(Beginning of Data shown)
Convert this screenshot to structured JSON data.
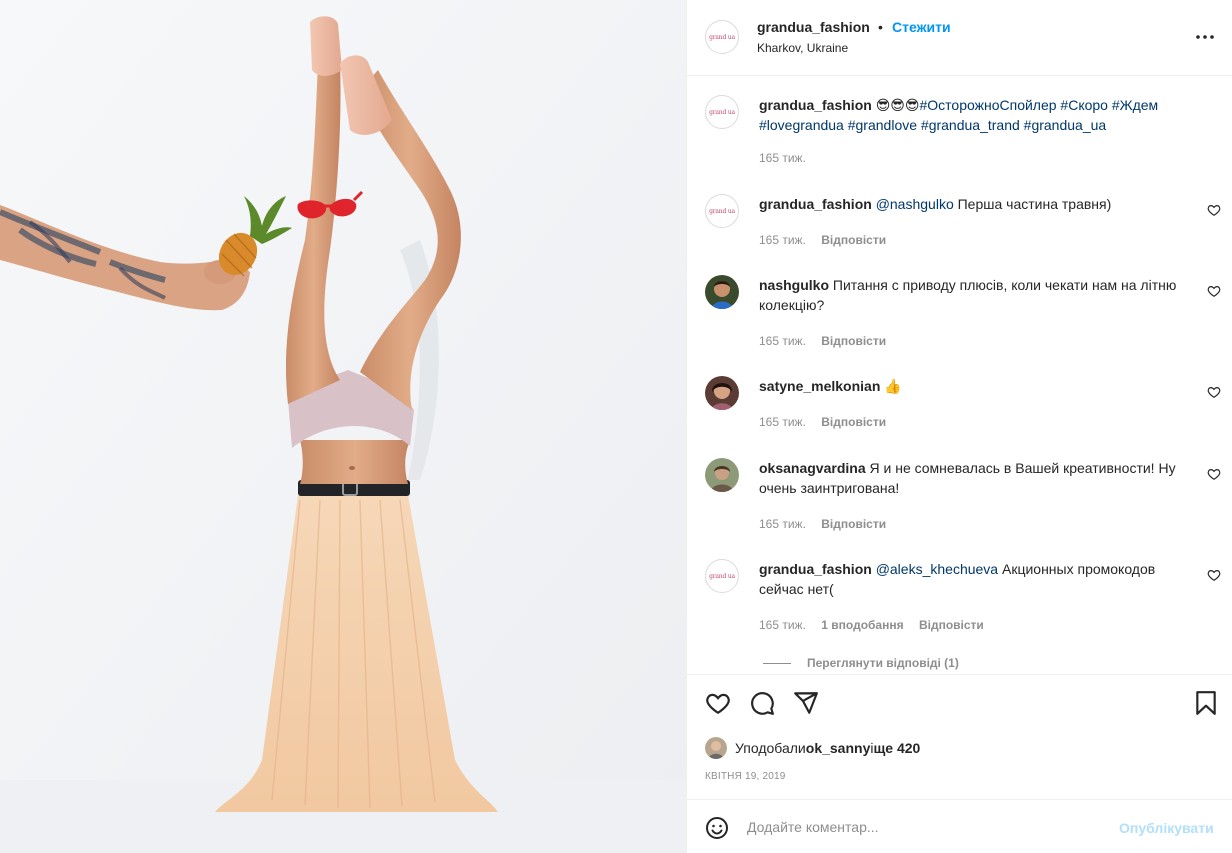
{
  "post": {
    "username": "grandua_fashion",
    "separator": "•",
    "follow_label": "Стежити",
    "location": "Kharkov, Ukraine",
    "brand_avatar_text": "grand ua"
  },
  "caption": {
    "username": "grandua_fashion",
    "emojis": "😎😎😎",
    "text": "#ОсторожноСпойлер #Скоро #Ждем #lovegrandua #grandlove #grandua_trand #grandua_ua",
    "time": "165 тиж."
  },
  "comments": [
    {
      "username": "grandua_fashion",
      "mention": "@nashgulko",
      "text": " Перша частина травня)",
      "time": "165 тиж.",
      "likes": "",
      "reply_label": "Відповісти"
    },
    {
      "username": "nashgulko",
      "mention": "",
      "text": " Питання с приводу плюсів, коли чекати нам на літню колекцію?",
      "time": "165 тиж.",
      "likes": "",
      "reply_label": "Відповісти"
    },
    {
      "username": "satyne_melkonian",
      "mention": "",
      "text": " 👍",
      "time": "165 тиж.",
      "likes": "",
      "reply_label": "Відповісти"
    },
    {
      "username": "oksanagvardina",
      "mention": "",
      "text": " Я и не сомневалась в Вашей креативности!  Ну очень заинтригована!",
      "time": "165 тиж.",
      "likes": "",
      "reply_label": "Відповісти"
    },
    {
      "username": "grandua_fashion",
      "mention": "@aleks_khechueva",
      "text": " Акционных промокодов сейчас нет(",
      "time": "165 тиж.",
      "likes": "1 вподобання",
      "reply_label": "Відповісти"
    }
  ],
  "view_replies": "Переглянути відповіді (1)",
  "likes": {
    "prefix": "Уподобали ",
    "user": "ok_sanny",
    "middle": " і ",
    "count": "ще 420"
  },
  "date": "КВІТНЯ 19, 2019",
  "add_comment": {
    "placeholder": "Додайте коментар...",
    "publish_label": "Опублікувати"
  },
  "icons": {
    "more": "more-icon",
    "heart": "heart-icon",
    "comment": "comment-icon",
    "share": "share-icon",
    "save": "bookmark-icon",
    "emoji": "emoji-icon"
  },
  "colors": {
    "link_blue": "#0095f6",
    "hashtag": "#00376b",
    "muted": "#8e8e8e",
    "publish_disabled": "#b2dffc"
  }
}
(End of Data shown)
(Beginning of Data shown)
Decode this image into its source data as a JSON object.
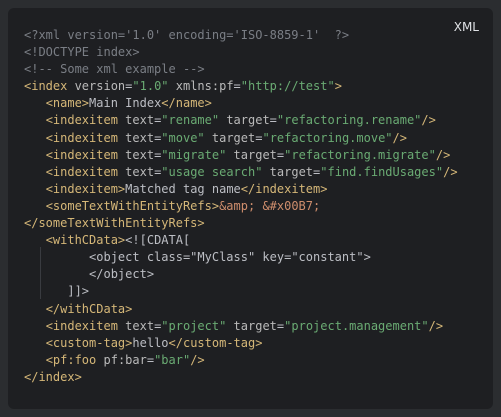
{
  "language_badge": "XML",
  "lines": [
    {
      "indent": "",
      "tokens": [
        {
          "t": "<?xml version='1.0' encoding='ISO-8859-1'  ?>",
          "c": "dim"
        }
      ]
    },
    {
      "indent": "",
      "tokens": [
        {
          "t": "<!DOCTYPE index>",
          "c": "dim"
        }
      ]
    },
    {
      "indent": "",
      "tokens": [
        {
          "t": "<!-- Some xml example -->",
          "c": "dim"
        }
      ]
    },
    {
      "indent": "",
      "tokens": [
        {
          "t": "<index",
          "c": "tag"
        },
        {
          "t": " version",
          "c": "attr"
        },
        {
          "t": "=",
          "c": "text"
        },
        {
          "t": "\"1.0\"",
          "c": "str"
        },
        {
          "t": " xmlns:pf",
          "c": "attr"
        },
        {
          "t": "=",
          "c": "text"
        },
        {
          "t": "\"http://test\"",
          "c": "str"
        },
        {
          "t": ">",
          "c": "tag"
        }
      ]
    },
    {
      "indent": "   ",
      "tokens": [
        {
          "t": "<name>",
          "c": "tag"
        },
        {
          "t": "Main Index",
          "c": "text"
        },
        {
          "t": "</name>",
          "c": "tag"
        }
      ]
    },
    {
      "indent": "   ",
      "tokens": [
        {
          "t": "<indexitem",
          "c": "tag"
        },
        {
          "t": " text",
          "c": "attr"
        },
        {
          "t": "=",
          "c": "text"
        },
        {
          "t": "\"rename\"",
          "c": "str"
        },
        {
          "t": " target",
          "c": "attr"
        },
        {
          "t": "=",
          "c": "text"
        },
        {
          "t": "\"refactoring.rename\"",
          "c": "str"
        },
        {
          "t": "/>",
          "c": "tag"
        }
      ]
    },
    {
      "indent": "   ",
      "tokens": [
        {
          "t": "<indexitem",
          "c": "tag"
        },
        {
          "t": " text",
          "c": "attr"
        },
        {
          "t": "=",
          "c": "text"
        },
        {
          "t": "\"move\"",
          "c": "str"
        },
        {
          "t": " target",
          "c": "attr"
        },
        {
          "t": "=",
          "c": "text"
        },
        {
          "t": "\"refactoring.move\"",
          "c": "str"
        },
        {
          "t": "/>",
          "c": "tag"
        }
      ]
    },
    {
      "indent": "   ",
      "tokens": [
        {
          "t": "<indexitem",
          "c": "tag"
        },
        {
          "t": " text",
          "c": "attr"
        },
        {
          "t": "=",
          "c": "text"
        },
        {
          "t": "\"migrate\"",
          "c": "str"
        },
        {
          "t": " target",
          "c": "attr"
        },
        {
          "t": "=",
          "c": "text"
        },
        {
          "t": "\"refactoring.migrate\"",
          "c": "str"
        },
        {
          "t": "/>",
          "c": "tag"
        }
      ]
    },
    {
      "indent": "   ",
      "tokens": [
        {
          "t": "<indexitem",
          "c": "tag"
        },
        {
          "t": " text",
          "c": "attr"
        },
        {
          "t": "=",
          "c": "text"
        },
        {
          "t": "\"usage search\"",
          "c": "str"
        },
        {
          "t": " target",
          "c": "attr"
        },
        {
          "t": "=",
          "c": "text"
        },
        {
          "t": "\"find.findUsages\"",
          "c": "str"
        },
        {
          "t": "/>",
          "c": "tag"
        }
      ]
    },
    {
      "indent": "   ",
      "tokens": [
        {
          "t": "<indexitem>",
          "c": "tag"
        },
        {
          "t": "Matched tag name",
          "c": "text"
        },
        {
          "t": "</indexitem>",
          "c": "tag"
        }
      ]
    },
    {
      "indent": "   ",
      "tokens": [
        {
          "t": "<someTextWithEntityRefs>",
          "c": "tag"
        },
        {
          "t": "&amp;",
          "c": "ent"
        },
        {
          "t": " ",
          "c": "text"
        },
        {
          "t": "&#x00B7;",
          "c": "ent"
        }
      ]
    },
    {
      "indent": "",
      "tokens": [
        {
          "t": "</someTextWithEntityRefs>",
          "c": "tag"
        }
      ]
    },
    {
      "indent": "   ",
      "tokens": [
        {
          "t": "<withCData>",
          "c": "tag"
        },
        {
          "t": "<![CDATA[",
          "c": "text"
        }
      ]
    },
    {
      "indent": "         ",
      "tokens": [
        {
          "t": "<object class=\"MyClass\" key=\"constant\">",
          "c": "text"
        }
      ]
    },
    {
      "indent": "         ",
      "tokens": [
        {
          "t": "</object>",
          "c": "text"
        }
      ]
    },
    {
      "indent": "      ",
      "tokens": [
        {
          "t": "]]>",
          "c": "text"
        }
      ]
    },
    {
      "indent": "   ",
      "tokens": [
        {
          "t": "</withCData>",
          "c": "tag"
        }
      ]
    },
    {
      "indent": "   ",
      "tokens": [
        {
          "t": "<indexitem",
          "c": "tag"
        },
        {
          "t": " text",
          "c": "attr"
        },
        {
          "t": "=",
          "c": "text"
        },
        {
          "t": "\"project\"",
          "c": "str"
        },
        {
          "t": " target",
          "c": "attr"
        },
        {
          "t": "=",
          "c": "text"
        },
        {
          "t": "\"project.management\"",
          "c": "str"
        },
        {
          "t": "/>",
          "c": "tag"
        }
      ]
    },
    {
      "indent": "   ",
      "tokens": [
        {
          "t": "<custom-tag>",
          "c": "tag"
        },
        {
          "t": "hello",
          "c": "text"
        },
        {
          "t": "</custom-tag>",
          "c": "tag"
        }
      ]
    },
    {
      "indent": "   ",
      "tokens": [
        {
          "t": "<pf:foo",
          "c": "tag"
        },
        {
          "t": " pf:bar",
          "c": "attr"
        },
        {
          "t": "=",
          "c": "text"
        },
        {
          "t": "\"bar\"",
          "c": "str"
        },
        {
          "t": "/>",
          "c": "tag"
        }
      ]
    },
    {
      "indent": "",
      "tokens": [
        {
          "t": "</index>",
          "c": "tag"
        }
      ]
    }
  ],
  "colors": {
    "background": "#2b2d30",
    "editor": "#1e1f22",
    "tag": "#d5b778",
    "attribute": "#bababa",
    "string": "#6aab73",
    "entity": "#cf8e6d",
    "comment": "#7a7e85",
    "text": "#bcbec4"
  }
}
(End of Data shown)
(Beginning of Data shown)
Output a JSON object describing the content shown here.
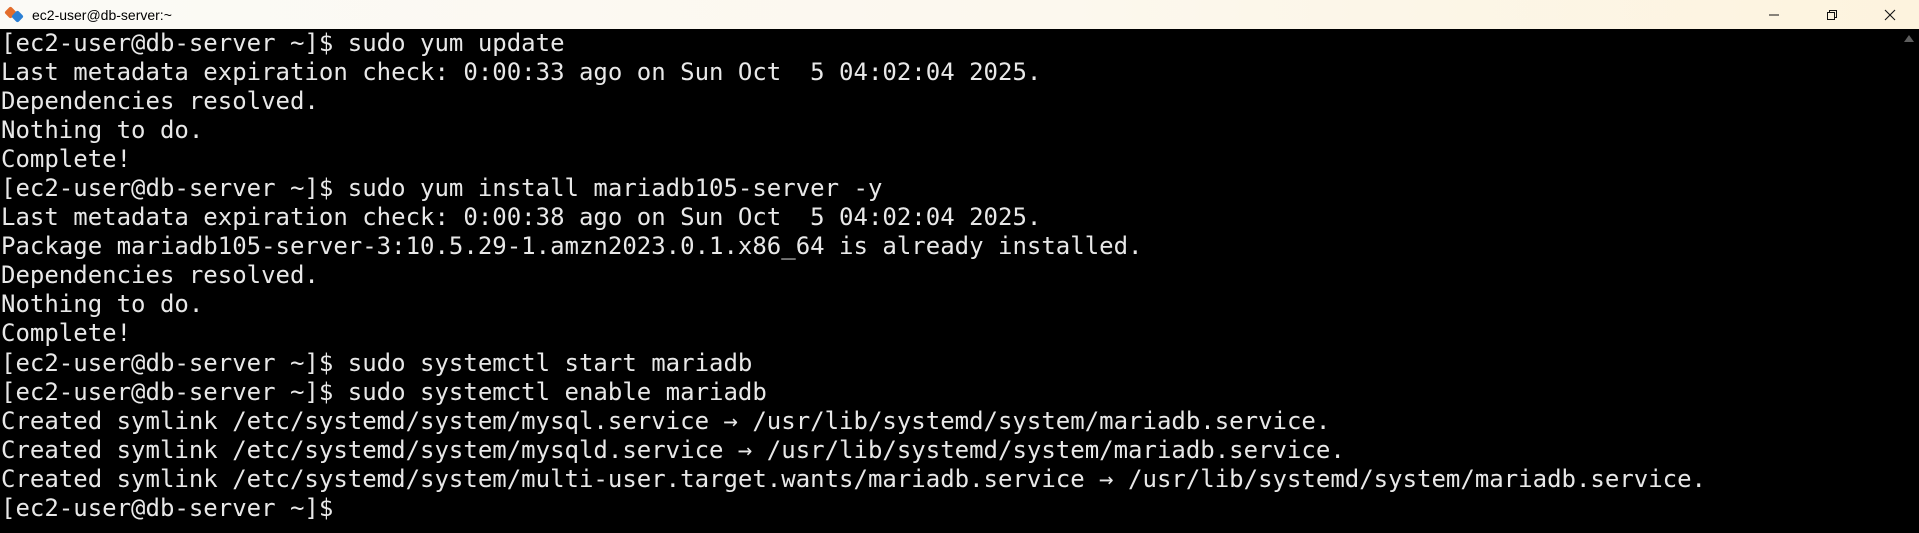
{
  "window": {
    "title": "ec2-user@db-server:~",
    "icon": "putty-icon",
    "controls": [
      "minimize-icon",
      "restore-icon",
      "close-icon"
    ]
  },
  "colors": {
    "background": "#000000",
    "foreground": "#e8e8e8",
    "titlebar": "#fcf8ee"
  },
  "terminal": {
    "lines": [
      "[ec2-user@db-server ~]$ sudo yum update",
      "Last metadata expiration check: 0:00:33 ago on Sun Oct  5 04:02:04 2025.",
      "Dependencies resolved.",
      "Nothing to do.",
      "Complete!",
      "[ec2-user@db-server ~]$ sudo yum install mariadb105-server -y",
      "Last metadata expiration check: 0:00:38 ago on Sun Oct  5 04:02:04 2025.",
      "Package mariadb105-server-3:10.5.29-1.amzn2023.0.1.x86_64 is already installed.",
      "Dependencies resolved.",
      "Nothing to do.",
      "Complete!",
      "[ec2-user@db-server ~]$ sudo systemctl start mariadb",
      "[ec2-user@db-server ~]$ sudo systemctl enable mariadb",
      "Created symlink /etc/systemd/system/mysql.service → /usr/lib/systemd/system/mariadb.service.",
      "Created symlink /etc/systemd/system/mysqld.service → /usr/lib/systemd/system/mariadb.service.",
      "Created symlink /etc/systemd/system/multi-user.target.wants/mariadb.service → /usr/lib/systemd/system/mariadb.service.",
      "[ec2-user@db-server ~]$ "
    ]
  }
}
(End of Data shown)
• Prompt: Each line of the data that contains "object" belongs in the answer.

• Output of the task:
Decode this image into its source data as a JSON object.
          "t": "<object class=\"MyClass\" key=\"constant\">",
          "t": "</object>",
Output a JSON object describing the content shown here.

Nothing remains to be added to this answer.